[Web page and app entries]
[Start of Attachment]
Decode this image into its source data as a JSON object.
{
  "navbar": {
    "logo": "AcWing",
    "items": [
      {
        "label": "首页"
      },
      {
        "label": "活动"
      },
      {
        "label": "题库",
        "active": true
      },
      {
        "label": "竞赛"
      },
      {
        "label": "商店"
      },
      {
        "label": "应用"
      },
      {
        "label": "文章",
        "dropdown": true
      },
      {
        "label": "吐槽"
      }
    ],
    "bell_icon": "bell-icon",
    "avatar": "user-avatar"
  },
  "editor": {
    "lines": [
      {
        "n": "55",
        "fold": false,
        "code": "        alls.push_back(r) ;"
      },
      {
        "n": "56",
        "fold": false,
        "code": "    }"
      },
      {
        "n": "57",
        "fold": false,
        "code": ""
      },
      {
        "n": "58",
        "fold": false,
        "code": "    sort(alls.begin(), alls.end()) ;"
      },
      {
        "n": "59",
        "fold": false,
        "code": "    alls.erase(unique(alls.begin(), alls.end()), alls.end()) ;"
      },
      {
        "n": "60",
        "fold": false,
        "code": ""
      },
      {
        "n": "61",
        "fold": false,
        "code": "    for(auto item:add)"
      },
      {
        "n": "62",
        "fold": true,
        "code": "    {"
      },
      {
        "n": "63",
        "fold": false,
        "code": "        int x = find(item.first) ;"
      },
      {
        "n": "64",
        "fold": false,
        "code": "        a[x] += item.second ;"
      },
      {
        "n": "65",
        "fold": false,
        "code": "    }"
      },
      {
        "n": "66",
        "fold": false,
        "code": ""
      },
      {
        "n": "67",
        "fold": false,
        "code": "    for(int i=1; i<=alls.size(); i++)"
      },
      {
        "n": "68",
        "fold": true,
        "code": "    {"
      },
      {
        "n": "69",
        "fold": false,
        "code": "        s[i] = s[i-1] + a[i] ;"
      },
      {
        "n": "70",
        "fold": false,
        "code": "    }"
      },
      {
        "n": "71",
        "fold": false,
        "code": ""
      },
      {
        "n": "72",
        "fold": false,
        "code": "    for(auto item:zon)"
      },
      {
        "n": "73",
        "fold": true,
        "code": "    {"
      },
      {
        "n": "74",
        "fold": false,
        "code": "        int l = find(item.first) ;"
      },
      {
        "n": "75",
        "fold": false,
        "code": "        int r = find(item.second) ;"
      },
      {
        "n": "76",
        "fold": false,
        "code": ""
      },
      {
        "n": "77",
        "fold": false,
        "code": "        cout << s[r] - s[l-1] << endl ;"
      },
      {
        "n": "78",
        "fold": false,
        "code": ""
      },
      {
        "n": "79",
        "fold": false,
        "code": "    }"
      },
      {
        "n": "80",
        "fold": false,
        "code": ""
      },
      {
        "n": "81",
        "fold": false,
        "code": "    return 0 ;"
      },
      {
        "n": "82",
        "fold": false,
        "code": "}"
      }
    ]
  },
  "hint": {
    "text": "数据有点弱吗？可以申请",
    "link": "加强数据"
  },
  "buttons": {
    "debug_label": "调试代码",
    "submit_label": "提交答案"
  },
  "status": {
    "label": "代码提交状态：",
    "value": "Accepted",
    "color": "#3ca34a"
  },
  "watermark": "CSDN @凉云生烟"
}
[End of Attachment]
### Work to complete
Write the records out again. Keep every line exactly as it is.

### Problem solution
Decode this image into its source data as a JSON object.
{
  "navbar": {
    "logo": "AcWing",
    "items": [
      {
        "label": "首页"
      },
      {
        "label": "活动"
      },
      {
        "label": "题库",
        "active": true
      },
      {
        "label": "竞赛"
      },
      {
        "label": "商店"
      },
      {
        "label": "应用"
      },
      {
        "label": "文章",
        "dropdown": true
      },
      {
        "label": "吐槽"
      }
    ],
    "bell_icon": "bell-icon",
    "avatar": "user-avatar"
  },
  "editor": {
    "lines": [
      {
        "n": "55",
        "fold": false,
        "code": "        alls.push_back(r) ;"
      },
      {
        "n": "56",
        "fold": false,
        "code": "    }"
      },
      {
        "n": "57",
        "fold": false,
        "code": ""
      },
      {
        "n": "58",
        "fold": false,
        "code": "    sort(alls.begin(), alls.end()) ;"
      },
      {
        "n": "59",
        "fold": false,
        "code": "    alls.erase(unique(alls.begin(), alls.end()), alls.end()) ;"
      },
      {
        "n": "60",
        "fold": false,
        "code": ""
      },
      {
        "n": "61",
        "fold": false,
        "code": "    for(auto item:add)"
      },
      {
        "n": "62",
        "fold": true,
        "code": "    {"
      },
      {
        "n": "63",
        "fold": false,
        "code": "        int x = find(item.first) ;"
      },
      {
        "n": "64",
        "fold": false,
        "code": "        a[x] += item.second ;"
      },
      {
        "n": "65",
        "fold": false,
        "code": "    }"
      },
      {
        "n": "66",
        "fold": false,
        "code": ""
      },
      {
        "n": "67",
        "fold": false,
        "code": "    for(int i=1; i<=alls.size(); i++)"
      },
      {
        "n": "68",
        "fold": true,
        "code": "    {"
      },
      {
        "n": "69",
        "fold": false,
        "code": "        s[i] = s[i-1] + a[i] ;"
      },
      {
        "n": "70",
        "fold": false,
        "code": "    }"
      },
      {
        "n": "71",
        "fold": false,
        "code": ""
      },
      {
        "n": "72",
        "fold": false,
        "code": "    for(auto item:zon)"
      },
      {
        "n": "73",
        "fold": true,
        "code": "    {"
      },
      {
        "n": "74",
        "fold": false,
        "code": "        int l = find(item.first) ;"
      },
      {
        "n": "75",
        "fold": false,
        "code": "        int r = find(item.second) ;"
      },
      {
        "n": "76",
        "fold": false,
        "code": ""
      },
      {
        "n": "77",
        "fold": false,
        "code": "        cout << s[r] - s[l-1] << endl ;"
      },
      {
        "n": "78",
        "fold": false,
        "code": ""
      },
      {
        "n": "79",
        "fold": false,
        "code": "    }"
      },
      {
        "n": "80",
        "fold": false,
        "code": ""
      },
      {
        "n": "81",
        "fold": false,
        "code": "    return 0 ;"
      },
      {
        "n": "82",
        "fold": false,
        "code": "}"
      }
    ]
  },
  "hint": {
    "text": "数据有点弱吗？可以申请",
    "link": "加强数据"
  },
  "buttons": {
    "debug_label": "调试代码",
    "submit_label": "提交答案"
  },
  "status": {
    "label": "代码提交状态：",
    "value": "Accepted",
    "color": "#3ca34a"
  },
  "watermark": "CSDN @凉云生烟"
}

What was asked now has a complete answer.